Strikeouts aren’t productive in any way unless you’re looking at pitch count, get a runner advanced in the process, etc. It’s simply a risk-reward proposition that makes it worth accepting with some players. This is a reasonable strategy for very few players at the college level.

I would also add that I’m not saying you sell out for contact universally - it’s all situational based on who is at the plate, the pitcher and the game. +1 and +2 counts are your opportunity to take a hack at one. With 2 strikes there should be a more disciplined approach for most guys.
 
May 29, 2007
1,702
852
1,743
Edmond, OK
#99
I think you will see that develop next year by necessity. We’ve designed O’Brate to be more like Omaha.
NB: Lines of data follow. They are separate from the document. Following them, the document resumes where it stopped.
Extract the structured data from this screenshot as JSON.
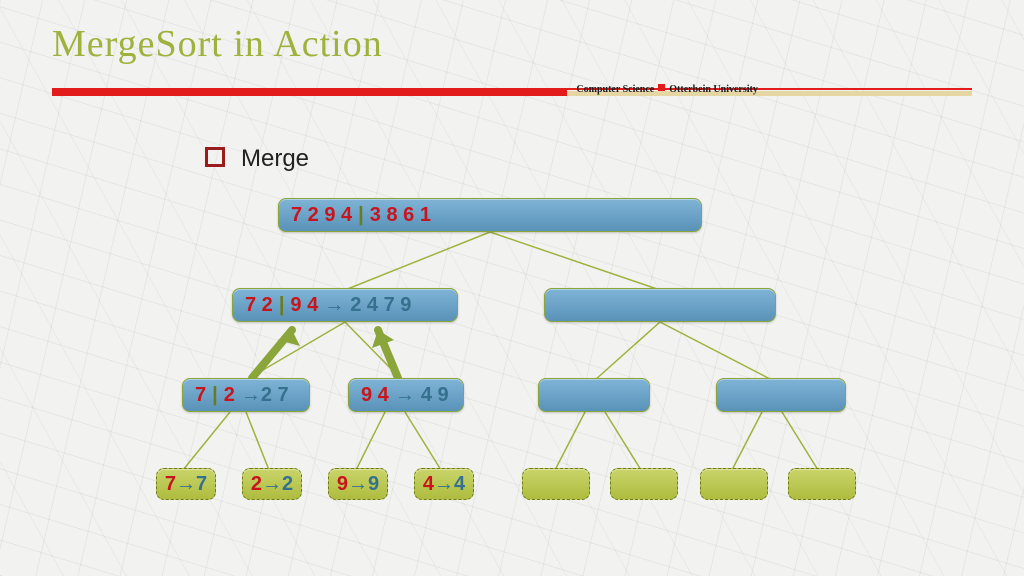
{
  "title": "MergeSort in Action",
  "header": {
    "dept": "Computer Science",
    "inst": "Otterbein University"
  },
  "bullet": "Merge",
  "colors": {
    "txtRed": "#c8151d",
    "txtTeal": "#35708e",
    "txtOlive": "#6a7a1f",
    "line": "#9fb23d"
  },
  "nodes": {
    "root": {
      "left": "7 2 9 4",
      "pipe": "|",
      "right": "3 8 6 1"
    },
    "l1L": {
      "a": "7 2",
      "pipe": "|",
      "b": "9 4",
      "arrow": "→",
      "merged": "2 4 7 9"
    },
    "l2LL": {
      "a": "7",
      "pipe": "|",
      "b": "2",
      "arrow": "→",
      "merged": "2 7"
    },
    "l2LR": {
      "a": "9 4",
      "arrow": "→",
      "merged": "4 9"
    },
    "leaf1": {
      "in": "7",
      "arrow": "→",
      "out": "7"
    },
    "leaf2": {
      "in": "2",
      "arrow": "→",
      "out": "2"
    },
    "leaf3": {
      "in": "9",
      "arrow": "→",
      "out": "9"
    },
    "leaf4": {
      "in": "4",
      "arrow": "→",
      "out": "4"
    }
  },
  "chart_data": {
    "type": "tree",
    "title": "MergeSort in Action — Merge",
    "input": [
      7,
      2,
      9,
      4,
      3,
      8,
      6,
      1
    ],
    "root": {
      "left": [
        7,
        2,
        9,
        4
      ],
      "right": [
        3,
        8,
        6,
        1
      ]
    },
    "left_subtree": {
      "halves": {
        "left": [
          7,
          2
        ],
        "right": [
          9,
          4
        ]
      },
      "merged": [
        2,
        4,
        7,
        9
      ],
      "children": [
        {
          "halves": {
            "left": [
              7
            ],
            "right": [
              2
            ]
          },
          "merged": [
            2,
            7
          ]
        },
        {
          "input": [
            9,
            4
          ],
          "merged": [
            4,
            9
          ]
        }
      ],
      "leaves": [
        {
          "in": 7,
          "out": 7
        },
        {
          "in": 2,
          "out": 2
        },
        {
          "in": 9,
          "out": 9
        },
        {
          "in": 4,
          "out": 4
        }
      ]
    },
    "right_subtree": {
      "shown": false,
      "placeholder_nodes": {
        "level1": 1,
        "level2": 2,
        "leaves": 4
      }
    },
    "edges": [
      [
        "root",
        "l1L"
      ],
      [
        "root",
        "l1R"
      ],
      [
        "l1L",
        "l2LL"
      ],
      [
        "l1L",
        "l2LR"
      ],
      [
        "l1R",
        "l2RL"
      ],
      [
        "l1R",
        "l2RR"
      ],
      [
        "l2LL",
        "leaf1"
      ],
      [
        "l2LL",
        "leaf2"
      ],
      [
        "l2LR",
        "leaf3"
      ],
      [
        "l2LR",
        "leaf4"
      ],
      [
        "l2RL",
        "leaf5"
      ],
      [
        "l2RL",
        "leaf6"
      ],
      [
        "l2RR",
        "leaf7"
      ],
      [
        "l2RR",
        "leaf8"
      ]
    ],
    "highlight_arrows_up": [
      [
        "l2LL",
        "l1L"
      ],
      [
        "l2LR",
        "l1L"
      ]
    ]
  }
}
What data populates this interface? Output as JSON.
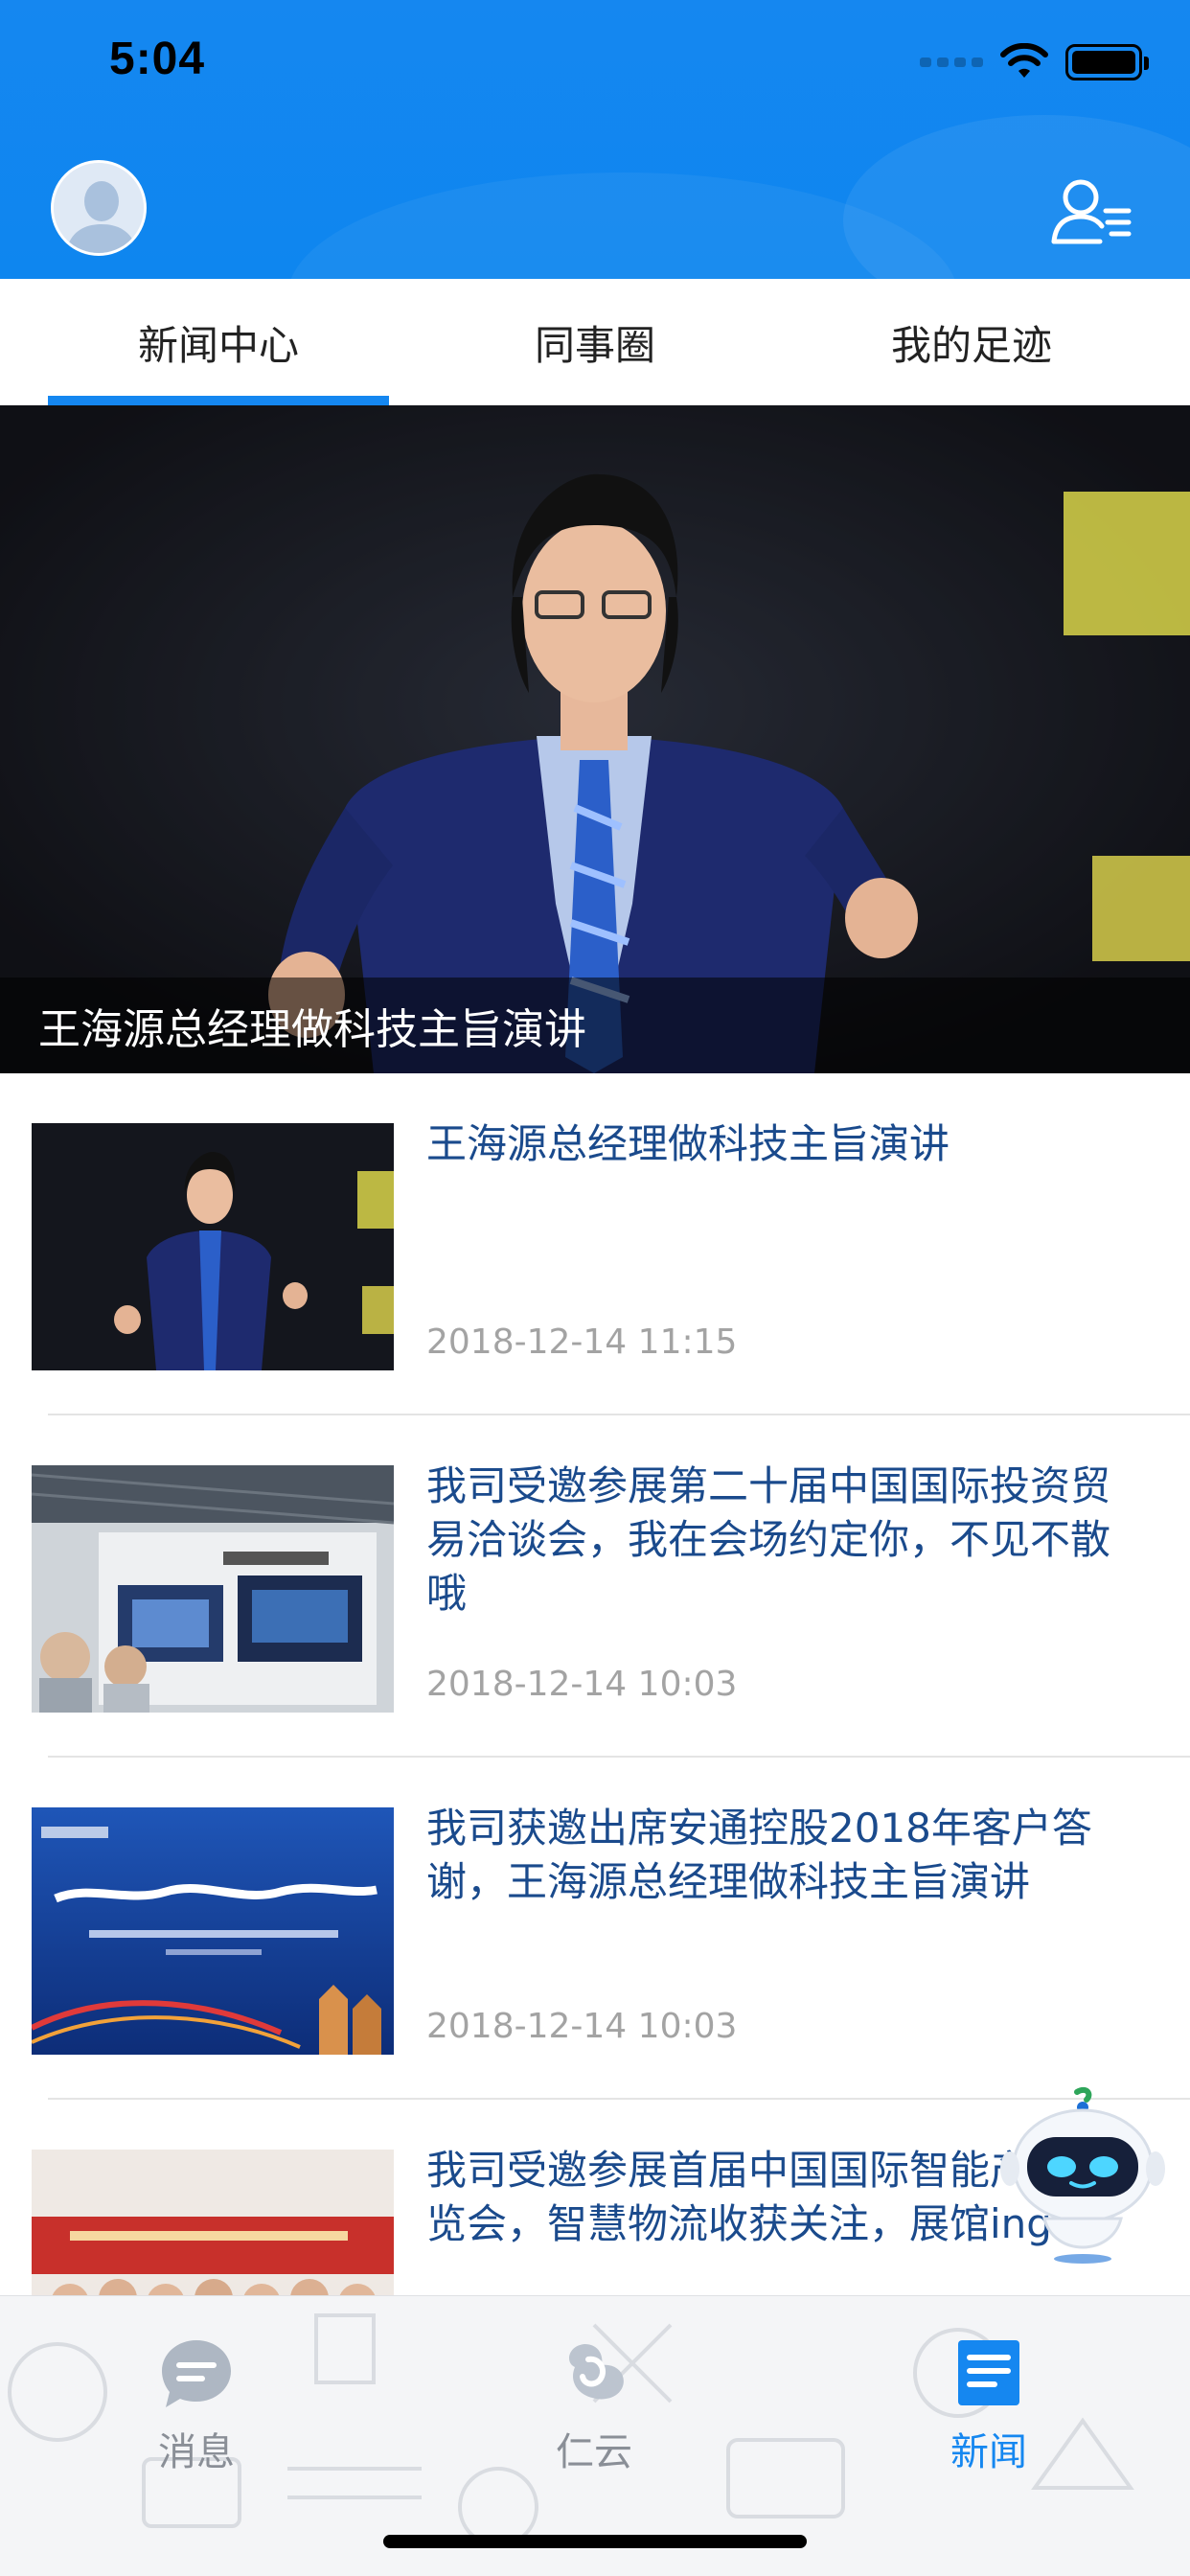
{
  "status_bar": {
    "time": "5:04"
  },
  "tabs": [
    {
      "label": "新闻中心",
      "active": true
    },
    {
      "label": "同事圈",
      "active": false
    },
    {
      "label": "我的足迹",
      "active": false
    }
  ],
  "banner": {
    "caption": "王海源总经理做科技主旨演讲"
  },
  "news": [
    {
      "title": "王海源总经理做科技主旨演讲",
      "date": "2018-12-14 11:15"
    },
    {
      "title": "我司受邀参展第二十届中国国际投资贸易洽谈会，我在会场约定你，不见不散哦",
      "date": "2018-12-14 10:03"
    },
    {
      "title": "我司获邀出席安通控股2018年客户答谢，王海源总经理做科技主旨演讲",
      "date": "2018-12-14 10:03"
    },
    {
      "title": "我司受邀参展首届中国国际智能产业博览会，智慧物流收获关注，展馆ing",
      "date": ""
    }
  ],
  "bottom_nav": [
    {
      "label": "消息",
      "icon": "chat-bubble-icon",
      "active": false
    },
    {
      "label": "仁云",
      "icon": "cloud-logo-icon",
      "active": false
    },
    {
      "label": "新闻",
      "icon": "news-doc-icon",
      "active": true
    }
  ],
  "colors": {
    "primary": "#1587f0",
    "title": "#1a4a8c",
    "date": "#a3a3a3"
  }
}
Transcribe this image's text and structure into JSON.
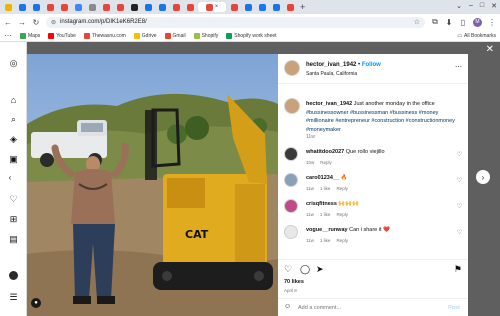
{
  "browser": {
    "tabs": [
      {
        "color": "#f0b400"
      },
      {
        "color": "#1a73e8"
      },
      {
        "color": "#1a73e8"
      },
      {
        "color": "#e5463b"
      },
      {
        "color": "#e5463b"
      },
      {
        "color": "#4285f4"
      },
      {
        "color": "#8a8a8a"
      },
      {
        "color": "#e5463b"
      },
      {
        "color": "#e5463b"
      },
      {
        "color": "#222222"
      },
      {
        "color": "#1a73e8"
      },
      {
        "color": "#1a73e8"
      },
      {
        "color": "#e5463b"
      },
      {
        "color": "#e5463b"
      },
      {
        "color": "#e5463b"
      },
      {
        "color": "#e5463b"
      },
      {
        "color": "#1a73e8"
      },
      {
        "color": "#1877f2"
      },
      {
        "color": "#1a73e8"
      },
      {
        "color": "#ea4335"
      }
    ],
    "active_tab_close": "×",
    "new_tab": "+",
    "url": "instagram.com/p/DIK1eK6R2E8/",
    "profile_initial": "M",
    "bookmarks": [
      {
        "label": "Maps",
        "color": "#34a853"
      },
      {
        "label": "YouTube",
        "color": "#ff0000"
      },
      {
        "label": "Thewasnu.com",
        "color": "#e5463b"
      },
      {
        "label": "Gdrive",
        "color": "#fbbc04"
      },
      {
        "label": "Gmail",
        "color": "#ea4335"
      },
      {
        "label": "Shopify",
        "color": "#95bf47"
      },
      {
        "label": "Shopify work sheet",
        "color": "#0f9d58"
      }
    ],
    "all_bookmarks": "All Bookmarks"
  },
  "post": {
    "username": "hector_ivan_1942",
    "follow_label": "Follow",
    "location": "Santa Paula, California",
    "caption_text": "Just another monday in the office",
    "caption_tags": "#bussinessowner #bussinessman #bussiness #money #millionaire #entrepreneur #construction #constructionmoney #moneymaker",
    "caption_time": "11w",
    "comments": [
      {
        "user": "whatitdoo2027",
        "text": "Que rollo viejillo",
        "time": "10w",
        "likes": "",
        "reply": "Reply",
        "avatar": "#3a3a3a"
      },
      {
        "user": "caro01234__",
        "text": "🔥",
        "time": "11w",
        "likes": "1 like",
        "reply": "Reply",
        "avatar": "#8aa0b8"
      },
      {
        "user": "crisqfitness",
        "text": "🙌🙌🙌",
        "time": "11w",
        "likes": "1 like",
        "reply": "Reply",
        "avatar": "#c04a8a"
      },
      {
        "user": "vogue__runway",
        "text": "Can i share it ❤️",
        "time": "11w",
        "likes": "1 like",
        "reply": "Reply",
        "avatar": "#e8e8e8"
      }
    ],
    "likes": "70 likes",
    "date": "April 8",
    "add_comment_placeholder": "Add a comment...",
    "post_label": "Post"
  },
  "colors": {
    "accent": "#0095f6",
    "link": "#00376b"
  }
}
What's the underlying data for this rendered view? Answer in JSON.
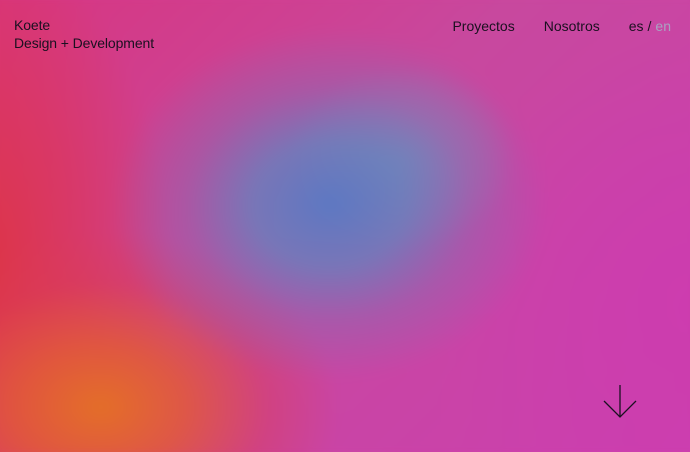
{
  "brand": {
    "name": "Koete",
    "tagline": "Design + Development"
  },
  "nav": {
    "items": [
      {
        "label": "Proyectos"
      },
      {
        "label": "Nosotros"
      }
    ],
    "language": {
      "active": "es",
      "separator": "/",
      "inactive": "en"
    }
  },
  "scroll_indicator": {
    "icon": "arrow-down-icon"
  },
  "colors": {
    "text": "#1a1020",
    "inactive_lang": "#a9a2c2",
    "gradient_pink": "#cf3f9f",
    "gradient_blue": "#587ac4",
    "gradient_orange": "#e46e28",
    "gradient_red": "#de3442"
  }
}
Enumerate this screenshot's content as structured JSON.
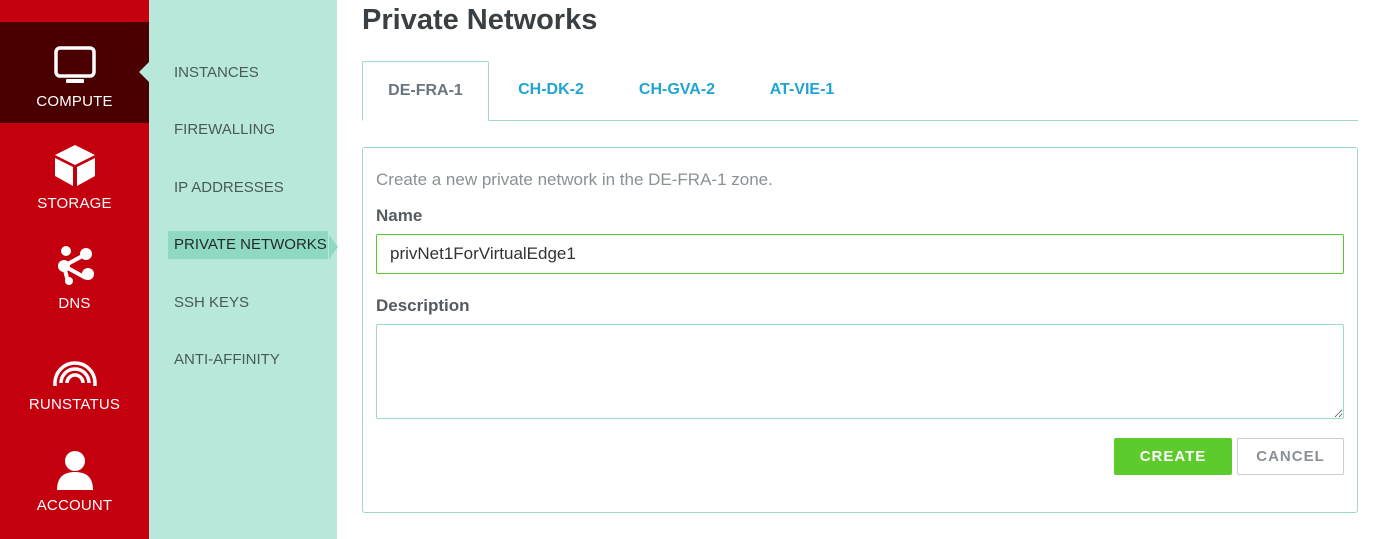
{
  "main_nav": {
    "items": [
      {
        "label": "COMPUTE",
        "icon": "monitor-icon",
        "active": true
      },
      {
        "label": "STORAGE",
        "icon": "cube-icon",
        "active": false
      },
      {
        "label": "DNS",
        "icon": "share-nodes-icon",
        "active": false
      },
      {
        "label": "RUNSTATUS",
        "icon": "signal-icon",
        "active": false
      },
      {
        "label": "ACCOUNT",
        "icon": "user-icon",
        "active": false
      }
    ]
  },
  "sub_nav": {
    "items": [
      {
        "label": "INSTANCES"
      },
      {
        "label": "FIREWALLING"
      },
      {
        "label": "IP ADDRESSES"
      },
      {
        "label": "PRIVATE NETWORKS",
        "active": true
      },
      {
        "label": "SSH KEYS"
      },
      {
        "label": "ANTI-AFFINITY"
      }
    ]
  },
  "page": {
    "title": "Private Networks"
  },
  "tabs": [
    {
      "label": "DE-FRA-1",
      "active": true
    },
    {
      "label": "CH-DK-2"
    },
    {
      "label": "CH-GVA-2"
    },
    {
      "label": "AT-VIE-1"
    }
  ],
  "form": {
    "intro": "Create a new private network in the DE-FRA-1 zone.",
    "name_label": "Name",
    "name_value": "privNet1ForVirtualEdge1",
    "description_label": "Description",
    "description_value": "",
    "create_label": "CREATE",
    "cancel_label": "CANCEL"
  },
  "colors": {
    "brand_red": "#c4000f",
    "active_dark": "#4a0000",
    "mint": "#b8e8dc",
    "mint_active": "#8fd8c4",
    "tab_link": "#1fa4d3",
    "create_green": "#5dcb2b"
  }
}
It’s why we are recruiting more speed guys. It will have deep power alleys that kill a home run focused offense. It will be a much more pitcher friendly park than Allie P was.
Besides being designed by an architect who was apparently a butt hurt pitcher with a desk full of circle templates, one of the biggest problems with Omaha is the built the dang thing facing the wrong direction.
Glad Josh did not make that mistake. Gotta think Obrate won’t play any bigger than Bricktown. He has made comments about wanting to reward a lefty with power so I would expect a short porch in right.
Great to hear about Matt’s involvement. Priceless resources right there.
 

OstatePokes

Territorial Marshal
Aug 24, 2007
7,078
2,292
1,743
Knoxville, Tennessee
Besides being designed by an architect who was apparently a butt hurt pitcher with a desk full of circle templates, one of the biggest problems with Omaha is the built the dang thing facing the wrong direction.
Glad Josh did not make that mistake. Gotta think Obrate won’t play any bigger than Bricktown. He has made comments about wanting to reward a lefty with power so I would expect a short porch in right.
Great to hear about Matt’s involvement. Priceless resources right there.
Agreed, for many reasons I think TD Ameritrade is flawed, but tailgating aside that park changes the game being played.